'''

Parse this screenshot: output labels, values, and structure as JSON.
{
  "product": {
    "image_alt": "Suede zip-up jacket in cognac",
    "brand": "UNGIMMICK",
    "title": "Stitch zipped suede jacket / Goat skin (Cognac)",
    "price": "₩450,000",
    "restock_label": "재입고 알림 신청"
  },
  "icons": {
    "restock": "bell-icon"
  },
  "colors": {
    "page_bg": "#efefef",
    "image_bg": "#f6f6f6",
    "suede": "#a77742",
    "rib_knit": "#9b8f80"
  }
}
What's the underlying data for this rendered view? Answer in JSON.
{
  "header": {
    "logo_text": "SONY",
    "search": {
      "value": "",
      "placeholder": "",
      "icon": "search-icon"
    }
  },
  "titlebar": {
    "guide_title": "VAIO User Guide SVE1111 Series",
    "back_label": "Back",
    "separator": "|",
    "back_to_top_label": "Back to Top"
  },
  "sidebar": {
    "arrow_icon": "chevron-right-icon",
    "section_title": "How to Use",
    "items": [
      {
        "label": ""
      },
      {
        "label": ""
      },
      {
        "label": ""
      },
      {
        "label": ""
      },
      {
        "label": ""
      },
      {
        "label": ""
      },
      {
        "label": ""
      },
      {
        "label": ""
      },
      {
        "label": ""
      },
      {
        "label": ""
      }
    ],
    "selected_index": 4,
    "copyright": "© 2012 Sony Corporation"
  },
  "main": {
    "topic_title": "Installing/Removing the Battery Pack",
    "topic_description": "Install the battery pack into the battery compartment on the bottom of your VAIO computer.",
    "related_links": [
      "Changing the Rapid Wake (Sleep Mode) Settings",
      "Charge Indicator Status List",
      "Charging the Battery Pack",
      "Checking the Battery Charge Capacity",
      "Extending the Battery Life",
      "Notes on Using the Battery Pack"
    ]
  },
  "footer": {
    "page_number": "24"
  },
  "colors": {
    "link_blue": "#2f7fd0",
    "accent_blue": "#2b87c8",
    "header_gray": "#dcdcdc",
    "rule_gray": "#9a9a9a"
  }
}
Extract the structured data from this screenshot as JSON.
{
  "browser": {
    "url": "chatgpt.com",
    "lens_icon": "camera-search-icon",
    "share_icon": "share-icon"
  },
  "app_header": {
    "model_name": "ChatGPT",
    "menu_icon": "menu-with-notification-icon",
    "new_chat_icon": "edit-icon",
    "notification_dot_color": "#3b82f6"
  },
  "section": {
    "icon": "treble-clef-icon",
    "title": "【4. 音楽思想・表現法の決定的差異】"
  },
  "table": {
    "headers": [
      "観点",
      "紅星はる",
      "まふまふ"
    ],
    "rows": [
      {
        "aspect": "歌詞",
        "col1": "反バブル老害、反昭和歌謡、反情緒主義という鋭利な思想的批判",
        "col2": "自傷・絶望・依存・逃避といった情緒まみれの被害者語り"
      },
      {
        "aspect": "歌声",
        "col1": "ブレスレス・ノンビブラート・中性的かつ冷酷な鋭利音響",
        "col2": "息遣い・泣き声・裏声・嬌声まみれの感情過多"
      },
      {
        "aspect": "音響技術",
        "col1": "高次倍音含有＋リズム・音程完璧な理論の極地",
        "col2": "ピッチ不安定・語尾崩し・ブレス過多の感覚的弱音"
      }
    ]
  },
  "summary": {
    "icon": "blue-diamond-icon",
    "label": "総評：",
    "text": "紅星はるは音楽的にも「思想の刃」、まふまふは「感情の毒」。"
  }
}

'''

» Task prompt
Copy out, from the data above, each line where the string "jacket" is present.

» Result
    "image_alt": "Suede zip-up jacket in cognac",
    "title": "Stitch zipped suede jacket / Goat skin (Cognac)",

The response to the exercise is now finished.